Volume I introduces us to Mr. Norrell, who is seemingly the only practical magician left today (practical magic died out centuries ago.) Mr. Norrell is quite unlike the image, that gets conjured up in your mind when you think of a magician. He is a tiny man, who easily goes unnoticed. He doesn’t like big crowds and lives at the outskirts of a city of York, alone in a big house with an enormous library. When asked to perform magic by all the theoretical magicians of York, to prove that he can, he does it; but on one condition. Once he proves that he can perform practical magic, every theoretical magician must give up his profession. That says a lot about Mr. Norrell. He is proud, wants to keep all the glory to himself and wants to bask in the limelight; but is too anti-social to know how to make people respect him. Our story really begins, when Mr. Norrell, on having made every magician in his town quit magic, leaves to London, intending to revive practical magic in England.

Right from the very start, Clarke builds up the story beautifully; while on the one hand we read about Mr. Norrell’s antics in the city of York and later in London; on the other, we are slowly introduced to the legendary Raven King, a powerful magician who ruled the human and Faerie kingdoms; without whom, arguably, there would be no magic at all. We are also briefly introduced to the other key character of the novel, Mr. Strange. We know that he goes on to become Mr. Norrell’s pupil, but how he gets there and why is quite a mystery; considering how possessive Mr. Norrell is about magic! The book is very Harry Potter-esque, in a way, because I feel the same kind of awe, when reading it, that I felt all those years ago. The descriptions of the magic performed in the book made me almost shiver with excitement. Not to mention, the frequent realization that something BIG is about to happen.

Neil Gaiman calls it the finest English novel of the fantastic written in the last seventy years, and I think I already know why. I can’t seem to be able to put it down…

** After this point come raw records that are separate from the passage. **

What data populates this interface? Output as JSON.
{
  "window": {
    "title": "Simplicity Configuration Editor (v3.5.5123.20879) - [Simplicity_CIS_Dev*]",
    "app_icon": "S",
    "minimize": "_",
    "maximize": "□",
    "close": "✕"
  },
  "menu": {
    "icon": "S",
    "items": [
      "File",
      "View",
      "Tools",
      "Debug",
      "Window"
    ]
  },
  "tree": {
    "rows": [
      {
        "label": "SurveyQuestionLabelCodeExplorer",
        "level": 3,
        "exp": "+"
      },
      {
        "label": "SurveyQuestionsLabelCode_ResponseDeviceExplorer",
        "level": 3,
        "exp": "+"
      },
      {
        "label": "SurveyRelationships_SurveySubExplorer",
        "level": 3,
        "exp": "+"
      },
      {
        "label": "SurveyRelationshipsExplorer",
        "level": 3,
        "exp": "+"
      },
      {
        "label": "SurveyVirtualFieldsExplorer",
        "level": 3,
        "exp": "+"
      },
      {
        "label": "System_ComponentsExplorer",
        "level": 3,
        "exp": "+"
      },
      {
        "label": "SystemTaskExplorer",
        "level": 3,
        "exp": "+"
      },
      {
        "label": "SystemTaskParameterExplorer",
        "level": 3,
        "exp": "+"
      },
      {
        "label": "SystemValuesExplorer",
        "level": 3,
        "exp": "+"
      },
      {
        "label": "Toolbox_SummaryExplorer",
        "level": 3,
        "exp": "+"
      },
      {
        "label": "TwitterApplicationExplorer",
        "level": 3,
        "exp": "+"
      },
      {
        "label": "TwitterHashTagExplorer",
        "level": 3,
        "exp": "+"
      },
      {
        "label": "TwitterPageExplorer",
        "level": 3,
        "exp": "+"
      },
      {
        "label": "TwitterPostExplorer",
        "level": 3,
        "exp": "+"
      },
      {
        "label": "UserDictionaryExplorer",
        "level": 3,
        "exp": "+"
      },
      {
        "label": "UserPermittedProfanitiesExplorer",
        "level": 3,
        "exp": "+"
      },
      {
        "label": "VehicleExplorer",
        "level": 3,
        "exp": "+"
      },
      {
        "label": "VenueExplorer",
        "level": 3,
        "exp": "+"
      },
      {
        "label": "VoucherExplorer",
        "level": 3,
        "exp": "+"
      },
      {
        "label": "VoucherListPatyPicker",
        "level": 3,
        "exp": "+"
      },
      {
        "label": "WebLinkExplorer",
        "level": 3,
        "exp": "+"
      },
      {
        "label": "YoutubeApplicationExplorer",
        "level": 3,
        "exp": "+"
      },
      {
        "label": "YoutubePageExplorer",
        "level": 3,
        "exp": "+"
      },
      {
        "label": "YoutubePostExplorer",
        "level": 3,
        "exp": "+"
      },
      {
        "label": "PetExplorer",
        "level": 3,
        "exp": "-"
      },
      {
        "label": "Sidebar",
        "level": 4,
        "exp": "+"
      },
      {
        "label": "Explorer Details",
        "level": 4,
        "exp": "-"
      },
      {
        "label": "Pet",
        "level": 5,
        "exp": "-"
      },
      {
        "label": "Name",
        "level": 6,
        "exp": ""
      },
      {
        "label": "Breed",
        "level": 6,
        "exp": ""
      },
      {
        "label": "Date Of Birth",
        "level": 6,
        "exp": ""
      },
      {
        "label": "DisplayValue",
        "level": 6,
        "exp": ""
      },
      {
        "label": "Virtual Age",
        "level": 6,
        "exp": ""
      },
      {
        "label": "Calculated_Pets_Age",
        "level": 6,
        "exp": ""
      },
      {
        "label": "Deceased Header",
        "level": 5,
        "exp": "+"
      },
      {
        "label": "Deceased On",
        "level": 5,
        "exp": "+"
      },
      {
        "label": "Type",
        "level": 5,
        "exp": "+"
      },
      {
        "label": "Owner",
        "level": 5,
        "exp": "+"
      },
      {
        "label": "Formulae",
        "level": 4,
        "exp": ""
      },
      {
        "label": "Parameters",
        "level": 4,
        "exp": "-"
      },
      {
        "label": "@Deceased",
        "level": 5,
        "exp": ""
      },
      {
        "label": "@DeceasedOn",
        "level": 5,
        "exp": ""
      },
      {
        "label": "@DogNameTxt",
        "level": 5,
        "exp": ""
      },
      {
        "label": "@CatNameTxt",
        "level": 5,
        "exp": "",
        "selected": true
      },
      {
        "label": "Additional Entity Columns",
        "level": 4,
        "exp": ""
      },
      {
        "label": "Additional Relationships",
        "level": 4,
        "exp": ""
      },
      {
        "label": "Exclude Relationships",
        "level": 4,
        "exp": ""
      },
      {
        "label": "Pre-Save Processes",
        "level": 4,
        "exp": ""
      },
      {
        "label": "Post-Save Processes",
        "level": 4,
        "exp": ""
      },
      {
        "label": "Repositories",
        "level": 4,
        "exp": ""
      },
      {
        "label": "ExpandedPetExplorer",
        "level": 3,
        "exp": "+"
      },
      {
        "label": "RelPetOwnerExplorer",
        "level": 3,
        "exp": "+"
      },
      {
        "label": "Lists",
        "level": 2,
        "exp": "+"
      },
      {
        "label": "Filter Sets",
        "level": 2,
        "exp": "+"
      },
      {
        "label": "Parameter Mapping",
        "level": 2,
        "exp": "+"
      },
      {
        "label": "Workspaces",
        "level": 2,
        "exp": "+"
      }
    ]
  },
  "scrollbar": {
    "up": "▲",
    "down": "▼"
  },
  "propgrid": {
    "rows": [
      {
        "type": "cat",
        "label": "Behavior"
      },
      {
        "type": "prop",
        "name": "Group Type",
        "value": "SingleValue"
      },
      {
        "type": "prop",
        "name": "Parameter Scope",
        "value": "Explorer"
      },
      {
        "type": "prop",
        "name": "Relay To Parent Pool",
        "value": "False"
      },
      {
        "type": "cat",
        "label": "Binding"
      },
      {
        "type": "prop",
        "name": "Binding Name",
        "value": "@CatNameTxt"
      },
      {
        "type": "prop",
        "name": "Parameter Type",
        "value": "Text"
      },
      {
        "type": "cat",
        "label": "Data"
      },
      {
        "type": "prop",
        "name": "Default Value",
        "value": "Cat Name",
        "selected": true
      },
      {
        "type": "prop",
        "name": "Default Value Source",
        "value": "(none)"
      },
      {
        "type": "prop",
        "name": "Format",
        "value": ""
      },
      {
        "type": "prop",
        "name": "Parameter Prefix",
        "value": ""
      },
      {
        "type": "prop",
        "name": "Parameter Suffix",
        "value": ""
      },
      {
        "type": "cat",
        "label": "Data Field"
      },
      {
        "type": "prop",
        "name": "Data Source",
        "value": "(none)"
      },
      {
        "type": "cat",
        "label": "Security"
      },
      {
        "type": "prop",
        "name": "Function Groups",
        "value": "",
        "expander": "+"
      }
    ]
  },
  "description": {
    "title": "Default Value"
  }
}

P.S. – For those of you, who want to get a taste of Clarke’s writing, before taking on a 1000 page book – here‘s a beautiful little short story by her, that you ought to try! Just follow the link.